Katrina Schwartz (@kschwart) on Mindshift reports on the annual Software and Information Industry Association’s (SIIA) 2013 Vision K-20 survey of use of technology in education. I always look for the dissonance as the place to start solving problems, so this bit shouted out to me:
Almost half of all secondary schools allow students to bring their own devices now and 60 percent anticipate they will allow devices within one year. In elementary schools the integration of BYOD is much lower — only 20 percent of schools allow devices now. Still, even in the younger age group, educators predict that within five years 70 percent will allow devices. Most schools that have BYOD policies restrict access to sites deemed non-educational like Facebook, Twitter, games and music. In secondary schools more than 80 percent have restrictions and in elementary school 79 percent restrict use to strictly educational purposes.
“Interestingly they said the teacher has total discretion over how it’s used in the classroom,” Meell said. “Teachers could take the device if used improperly.” This data shows that schools are eager to leverage students’ personal devices in the classroom, but are still struggling with the best way to balance instructional use against potential distractions.

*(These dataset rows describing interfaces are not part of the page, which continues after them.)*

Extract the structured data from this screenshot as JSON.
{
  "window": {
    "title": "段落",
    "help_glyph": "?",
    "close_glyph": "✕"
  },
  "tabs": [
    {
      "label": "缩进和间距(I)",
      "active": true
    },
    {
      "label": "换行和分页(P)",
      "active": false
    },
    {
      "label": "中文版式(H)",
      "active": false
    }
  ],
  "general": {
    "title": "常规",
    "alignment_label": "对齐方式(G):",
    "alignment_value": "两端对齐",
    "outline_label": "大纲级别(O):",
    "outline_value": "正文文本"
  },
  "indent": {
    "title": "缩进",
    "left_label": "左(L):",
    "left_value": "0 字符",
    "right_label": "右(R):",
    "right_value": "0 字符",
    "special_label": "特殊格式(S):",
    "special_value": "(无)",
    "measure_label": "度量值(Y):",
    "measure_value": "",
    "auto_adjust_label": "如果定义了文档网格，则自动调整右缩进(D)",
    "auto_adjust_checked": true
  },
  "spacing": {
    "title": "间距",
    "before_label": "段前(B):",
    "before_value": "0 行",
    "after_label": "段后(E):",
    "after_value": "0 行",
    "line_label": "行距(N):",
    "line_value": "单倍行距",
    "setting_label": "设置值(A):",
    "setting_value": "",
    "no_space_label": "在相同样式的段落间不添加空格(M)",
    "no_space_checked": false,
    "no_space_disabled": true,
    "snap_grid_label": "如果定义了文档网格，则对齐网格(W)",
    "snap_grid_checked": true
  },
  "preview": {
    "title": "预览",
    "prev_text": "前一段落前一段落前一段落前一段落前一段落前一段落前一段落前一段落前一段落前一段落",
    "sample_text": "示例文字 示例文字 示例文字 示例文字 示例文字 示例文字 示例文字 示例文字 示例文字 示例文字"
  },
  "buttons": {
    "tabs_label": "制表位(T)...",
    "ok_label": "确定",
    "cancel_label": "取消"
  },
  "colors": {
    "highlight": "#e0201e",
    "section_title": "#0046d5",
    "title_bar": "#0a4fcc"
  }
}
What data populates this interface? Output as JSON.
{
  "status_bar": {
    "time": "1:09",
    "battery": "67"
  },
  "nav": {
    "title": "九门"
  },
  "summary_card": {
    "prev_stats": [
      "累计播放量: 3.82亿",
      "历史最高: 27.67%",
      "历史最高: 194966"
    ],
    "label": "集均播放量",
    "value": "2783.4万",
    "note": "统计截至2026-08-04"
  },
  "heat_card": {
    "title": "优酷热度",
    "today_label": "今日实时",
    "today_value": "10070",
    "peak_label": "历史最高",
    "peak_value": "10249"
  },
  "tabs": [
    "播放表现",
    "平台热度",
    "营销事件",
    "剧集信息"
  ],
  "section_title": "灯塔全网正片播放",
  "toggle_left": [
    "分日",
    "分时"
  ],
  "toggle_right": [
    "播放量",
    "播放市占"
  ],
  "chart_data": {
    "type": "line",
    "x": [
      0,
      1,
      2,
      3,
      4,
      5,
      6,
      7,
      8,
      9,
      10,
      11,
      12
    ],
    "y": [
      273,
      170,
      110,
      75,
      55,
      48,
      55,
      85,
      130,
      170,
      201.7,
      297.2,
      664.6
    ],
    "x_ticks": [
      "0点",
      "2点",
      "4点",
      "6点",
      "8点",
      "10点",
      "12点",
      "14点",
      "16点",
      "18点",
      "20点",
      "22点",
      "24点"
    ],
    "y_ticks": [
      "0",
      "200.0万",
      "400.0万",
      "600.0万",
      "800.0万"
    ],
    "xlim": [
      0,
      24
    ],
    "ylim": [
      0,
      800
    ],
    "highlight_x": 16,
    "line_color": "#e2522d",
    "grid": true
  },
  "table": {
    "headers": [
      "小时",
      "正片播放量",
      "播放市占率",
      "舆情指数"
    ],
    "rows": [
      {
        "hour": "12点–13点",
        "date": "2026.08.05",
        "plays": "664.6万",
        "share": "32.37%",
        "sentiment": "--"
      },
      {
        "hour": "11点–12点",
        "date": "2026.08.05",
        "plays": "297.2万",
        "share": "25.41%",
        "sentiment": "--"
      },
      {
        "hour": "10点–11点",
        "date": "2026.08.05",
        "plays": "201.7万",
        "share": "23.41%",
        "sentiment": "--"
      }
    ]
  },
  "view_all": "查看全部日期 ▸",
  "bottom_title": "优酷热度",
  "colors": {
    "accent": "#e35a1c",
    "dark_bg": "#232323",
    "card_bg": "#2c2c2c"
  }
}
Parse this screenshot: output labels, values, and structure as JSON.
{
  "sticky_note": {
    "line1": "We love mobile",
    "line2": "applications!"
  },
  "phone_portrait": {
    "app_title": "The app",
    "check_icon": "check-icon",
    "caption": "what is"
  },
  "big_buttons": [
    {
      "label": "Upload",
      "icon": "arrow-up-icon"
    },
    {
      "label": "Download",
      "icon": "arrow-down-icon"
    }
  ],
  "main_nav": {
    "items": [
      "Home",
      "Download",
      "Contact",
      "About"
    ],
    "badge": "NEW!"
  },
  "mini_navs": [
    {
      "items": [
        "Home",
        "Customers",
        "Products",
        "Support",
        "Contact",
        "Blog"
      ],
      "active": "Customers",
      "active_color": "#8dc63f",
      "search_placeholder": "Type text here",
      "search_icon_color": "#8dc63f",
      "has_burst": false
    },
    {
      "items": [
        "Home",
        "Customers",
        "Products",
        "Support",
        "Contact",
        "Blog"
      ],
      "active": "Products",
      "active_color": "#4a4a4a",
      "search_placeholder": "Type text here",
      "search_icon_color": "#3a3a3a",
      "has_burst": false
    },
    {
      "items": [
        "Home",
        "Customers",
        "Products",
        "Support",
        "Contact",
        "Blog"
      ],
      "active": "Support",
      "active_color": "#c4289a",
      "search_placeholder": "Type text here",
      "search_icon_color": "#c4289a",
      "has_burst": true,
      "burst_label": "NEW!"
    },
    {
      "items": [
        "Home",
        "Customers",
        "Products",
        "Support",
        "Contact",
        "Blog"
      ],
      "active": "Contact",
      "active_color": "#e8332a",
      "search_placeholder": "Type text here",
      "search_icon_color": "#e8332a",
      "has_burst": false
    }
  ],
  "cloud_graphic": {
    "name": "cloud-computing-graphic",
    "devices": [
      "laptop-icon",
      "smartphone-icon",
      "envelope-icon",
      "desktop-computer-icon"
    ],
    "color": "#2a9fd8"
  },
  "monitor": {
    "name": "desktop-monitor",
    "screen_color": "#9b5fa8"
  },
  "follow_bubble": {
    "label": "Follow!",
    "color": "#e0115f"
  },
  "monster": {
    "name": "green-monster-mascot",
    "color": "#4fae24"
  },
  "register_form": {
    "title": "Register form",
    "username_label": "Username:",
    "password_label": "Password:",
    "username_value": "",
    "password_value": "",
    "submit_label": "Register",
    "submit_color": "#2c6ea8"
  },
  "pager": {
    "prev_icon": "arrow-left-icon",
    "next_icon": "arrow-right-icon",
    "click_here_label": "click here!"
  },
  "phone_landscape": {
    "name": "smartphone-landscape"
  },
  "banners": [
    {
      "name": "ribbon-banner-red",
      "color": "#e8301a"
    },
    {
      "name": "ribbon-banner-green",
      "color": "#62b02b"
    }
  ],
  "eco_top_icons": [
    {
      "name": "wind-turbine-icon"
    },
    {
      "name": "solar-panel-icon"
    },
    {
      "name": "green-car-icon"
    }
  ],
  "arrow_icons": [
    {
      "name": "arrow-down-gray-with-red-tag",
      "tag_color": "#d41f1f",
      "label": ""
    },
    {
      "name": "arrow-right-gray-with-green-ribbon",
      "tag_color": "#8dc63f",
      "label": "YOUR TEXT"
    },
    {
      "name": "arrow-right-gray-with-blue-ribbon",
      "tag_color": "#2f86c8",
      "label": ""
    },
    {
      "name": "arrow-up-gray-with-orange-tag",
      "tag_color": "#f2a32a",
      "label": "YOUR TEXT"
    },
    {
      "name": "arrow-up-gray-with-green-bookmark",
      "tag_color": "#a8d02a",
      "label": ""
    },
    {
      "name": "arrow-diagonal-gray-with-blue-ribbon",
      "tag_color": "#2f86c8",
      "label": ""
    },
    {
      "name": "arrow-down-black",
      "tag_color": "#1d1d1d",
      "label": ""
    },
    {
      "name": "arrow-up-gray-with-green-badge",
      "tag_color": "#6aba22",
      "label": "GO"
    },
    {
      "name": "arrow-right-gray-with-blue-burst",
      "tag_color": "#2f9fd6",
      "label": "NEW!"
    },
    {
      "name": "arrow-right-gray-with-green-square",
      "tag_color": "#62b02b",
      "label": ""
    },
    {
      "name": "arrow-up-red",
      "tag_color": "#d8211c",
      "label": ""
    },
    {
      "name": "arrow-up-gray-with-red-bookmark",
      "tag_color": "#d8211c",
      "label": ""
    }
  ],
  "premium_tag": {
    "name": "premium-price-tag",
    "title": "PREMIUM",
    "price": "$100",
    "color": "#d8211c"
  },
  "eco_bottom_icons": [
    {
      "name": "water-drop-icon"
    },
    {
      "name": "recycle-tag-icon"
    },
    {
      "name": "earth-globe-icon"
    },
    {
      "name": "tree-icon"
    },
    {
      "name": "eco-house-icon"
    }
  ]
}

Five years ago BYOD in high schools was rare; now it is mainstream. Is there anyone who thinks this is NOT going to happen within the decade? When it takes a MINIMUM of 1-3 years to enact cultural change in schools, are you planning ahead for the inevitability of BYOD at all grade levels? Importantly, are you leaving this to your IT group to plan, or do you recognize that this is part of a fundamental systems-level shift in all-school pedagogy and the learning environment? Is technology driving your thinking, or is learning driving you to leverage these rapidly evolving capabilities?